(Task input begins)

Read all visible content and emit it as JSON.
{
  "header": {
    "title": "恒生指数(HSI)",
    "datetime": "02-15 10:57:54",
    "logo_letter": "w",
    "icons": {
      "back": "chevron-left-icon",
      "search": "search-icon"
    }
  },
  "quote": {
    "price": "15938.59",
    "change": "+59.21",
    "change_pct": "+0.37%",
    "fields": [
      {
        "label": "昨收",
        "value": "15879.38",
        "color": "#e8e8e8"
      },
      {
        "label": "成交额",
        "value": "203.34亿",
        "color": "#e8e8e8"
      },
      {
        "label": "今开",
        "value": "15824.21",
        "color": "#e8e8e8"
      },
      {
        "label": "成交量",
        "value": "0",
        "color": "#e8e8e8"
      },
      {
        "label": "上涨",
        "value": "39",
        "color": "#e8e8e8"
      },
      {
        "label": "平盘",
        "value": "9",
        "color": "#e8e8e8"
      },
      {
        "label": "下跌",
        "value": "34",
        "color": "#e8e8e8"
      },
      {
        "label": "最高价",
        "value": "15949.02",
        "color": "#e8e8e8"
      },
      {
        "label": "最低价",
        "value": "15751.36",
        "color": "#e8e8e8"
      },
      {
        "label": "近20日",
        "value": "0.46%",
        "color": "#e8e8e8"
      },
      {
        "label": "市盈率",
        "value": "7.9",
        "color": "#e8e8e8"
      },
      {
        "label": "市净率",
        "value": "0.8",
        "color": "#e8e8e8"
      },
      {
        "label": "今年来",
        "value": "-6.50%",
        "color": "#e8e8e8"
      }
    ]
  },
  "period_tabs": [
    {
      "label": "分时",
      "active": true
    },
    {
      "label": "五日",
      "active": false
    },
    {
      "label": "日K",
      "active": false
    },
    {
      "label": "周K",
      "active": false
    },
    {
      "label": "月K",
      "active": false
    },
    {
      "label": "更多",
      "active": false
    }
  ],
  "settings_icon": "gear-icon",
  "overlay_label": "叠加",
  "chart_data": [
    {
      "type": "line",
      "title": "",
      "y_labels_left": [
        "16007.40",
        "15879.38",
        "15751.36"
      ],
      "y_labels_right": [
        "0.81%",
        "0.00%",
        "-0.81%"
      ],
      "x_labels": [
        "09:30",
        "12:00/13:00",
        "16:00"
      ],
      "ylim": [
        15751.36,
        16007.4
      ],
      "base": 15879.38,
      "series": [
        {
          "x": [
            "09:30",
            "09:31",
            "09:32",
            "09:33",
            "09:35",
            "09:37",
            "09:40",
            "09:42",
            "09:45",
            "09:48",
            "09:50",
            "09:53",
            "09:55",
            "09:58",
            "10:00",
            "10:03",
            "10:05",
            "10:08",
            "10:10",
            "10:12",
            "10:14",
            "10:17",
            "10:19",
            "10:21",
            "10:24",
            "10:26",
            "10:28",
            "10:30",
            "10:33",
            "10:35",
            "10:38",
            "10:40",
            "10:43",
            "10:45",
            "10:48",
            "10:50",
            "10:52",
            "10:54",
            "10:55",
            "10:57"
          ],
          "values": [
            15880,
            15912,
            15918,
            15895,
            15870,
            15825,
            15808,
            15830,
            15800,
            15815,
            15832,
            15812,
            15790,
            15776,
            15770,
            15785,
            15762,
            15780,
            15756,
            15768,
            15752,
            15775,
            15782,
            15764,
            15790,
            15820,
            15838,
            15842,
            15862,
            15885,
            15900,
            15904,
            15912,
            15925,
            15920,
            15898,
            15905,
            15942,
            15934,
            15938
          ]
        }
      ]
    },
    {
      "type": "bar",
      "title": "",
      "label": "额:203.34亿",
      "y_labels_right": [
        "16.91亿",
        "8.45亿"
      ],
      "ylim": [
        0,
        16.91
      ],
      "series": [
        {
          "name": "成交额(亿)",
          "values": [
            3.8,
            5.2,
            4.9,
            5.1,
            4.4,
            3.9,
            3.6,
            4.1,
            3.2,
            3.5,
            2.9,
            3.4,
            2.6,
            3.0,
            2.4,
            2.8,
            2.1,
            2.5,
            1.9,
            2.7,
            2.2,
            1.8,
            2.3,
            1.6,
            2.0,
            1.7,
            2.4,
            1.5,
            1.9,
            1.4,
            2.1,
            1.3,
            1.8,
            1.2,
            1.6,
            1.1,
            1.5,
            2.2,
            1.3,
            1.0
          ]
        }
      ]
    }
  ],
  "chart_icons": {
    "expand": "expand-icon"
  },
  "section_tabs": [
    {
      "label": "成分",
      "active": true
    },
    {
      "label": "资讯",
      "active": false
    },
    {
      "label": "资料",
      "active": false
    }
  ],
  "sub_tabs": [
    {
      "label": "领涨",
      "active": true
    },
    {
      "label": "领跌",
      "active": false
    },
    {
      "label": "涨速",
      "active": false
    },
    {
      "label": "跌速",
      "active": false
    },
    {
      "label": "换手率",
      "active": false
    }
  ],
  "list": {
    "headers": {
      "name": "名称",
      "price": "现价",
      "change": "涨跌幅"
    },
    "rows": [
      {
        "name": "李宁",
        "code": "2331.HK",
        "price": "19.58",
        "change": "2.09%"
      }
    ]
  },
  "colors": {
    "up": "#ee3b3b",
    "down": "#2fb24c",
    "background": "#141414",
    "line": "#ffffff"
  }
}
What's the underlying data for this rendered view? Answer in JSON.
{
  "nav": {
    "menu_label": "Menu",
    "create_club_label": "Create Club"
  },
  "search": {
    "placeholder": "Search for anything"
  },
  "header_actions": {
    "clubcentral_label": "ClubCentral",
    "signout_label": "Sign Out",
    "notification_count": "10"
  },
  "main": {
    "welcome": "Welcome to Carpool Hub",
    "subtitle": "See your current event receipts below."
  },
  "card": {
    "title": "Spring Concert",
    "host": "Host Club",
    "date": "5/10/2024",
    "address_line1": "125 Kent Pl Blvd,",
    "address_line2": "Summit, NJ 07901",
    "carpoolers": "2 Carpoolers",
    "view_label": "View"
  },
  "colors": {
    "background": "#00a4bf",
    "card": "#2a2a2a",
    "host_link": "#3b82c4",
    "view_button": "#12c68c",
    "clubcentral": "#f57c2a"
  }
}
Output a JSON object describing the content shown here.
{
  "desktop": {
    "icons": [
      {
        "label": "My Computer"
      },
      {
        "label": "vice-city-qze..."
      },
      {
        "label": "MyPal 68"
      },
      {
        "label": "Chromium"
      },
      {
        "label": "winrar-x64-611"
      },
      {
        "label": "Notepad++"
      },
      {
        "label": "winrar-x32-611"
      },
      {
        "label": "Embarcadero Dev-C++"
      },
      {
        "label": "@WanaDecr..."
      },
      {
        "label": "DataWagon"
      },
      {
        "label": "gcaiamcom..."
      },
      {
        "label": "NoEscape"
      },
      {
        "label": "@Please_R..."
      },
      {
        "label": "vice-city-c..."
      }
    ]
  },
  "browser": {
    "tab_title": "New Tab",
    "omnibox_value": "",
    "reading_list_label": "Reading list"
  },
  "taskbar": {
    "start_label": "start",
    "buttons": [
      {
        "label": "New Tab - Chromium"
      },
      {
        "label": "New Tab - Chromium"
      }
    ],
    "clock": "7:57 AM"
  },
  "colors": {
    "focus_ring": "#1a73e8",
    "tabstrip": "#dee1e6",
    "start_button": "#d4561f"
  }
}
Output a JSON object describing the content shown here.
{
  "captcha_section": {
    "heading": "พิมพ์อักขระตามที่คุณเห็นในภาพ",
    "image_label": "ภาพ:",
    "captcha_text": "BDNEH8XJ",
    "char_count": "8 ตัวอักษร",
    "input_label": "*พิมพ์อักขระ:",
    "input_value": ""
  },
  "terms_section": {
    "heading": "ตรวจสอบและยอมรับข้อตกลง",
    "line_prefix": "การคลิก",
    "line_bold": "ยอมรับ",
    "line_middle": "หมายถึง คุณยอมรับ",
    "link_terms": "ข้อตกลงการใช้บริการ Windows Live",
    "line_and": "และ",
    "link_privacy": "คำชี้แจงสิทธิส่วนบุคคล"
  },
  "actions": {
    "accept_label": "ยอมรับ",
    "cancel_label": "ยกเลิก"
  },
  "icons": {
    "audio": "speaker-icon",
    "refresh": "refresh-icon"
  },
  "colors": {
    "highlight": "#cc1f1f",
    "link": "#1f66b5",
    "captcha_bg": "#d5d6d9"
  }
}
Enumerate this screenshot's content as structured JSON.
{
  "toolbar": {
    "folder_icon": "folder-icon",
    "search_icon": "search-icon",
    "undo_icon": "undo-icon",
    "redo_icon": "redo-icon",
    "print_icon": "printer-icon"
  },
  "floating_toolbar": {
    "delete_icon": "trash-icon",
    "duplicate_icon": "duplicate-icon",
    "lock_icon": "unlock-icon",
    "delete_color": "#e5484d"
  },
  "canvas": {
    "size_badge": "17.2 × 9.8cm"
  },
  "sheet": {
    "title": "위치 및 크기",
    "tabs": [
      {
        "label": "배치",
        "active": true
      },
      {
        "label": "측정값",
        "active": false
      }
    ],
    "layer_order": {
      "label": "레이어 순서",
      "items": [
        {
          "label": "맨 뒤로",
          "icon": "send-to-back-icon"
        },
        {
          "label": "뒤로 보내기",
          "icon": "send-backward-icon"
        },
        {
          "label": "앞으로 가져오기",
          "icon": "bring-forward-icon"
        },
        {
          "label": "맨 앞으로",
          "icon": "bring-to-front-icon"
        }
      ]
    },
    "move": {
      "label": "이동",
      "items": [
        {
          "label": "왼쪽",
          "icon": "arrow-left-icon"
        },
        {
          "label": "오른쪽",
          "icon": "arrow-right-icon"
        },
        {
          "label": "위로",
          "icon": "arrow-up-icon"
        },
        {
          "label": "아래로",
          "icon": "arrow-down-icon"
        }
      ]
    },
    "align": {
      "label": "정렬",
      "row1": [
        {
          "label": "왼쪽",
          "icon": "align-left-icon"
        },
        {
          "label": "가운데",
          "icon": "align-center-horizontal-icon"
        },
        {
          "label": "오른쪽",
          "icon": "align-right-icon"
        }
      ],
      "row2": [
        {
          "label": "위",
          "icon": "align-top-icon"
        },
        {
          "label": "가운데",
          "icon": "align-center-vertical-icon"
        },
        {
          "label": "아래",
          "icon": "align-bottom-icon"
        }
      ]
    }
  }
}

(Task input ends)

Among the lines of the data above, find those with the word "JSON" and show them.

Task solution:
Read all visible content and emit it as JSON.
What's the underlying data for this rendered view? Answer in JSON.
Output a JSON object describing the content shown here.
Output a JSON object describing the content shown here.
Enumerate this screenshot's content as structured JSON.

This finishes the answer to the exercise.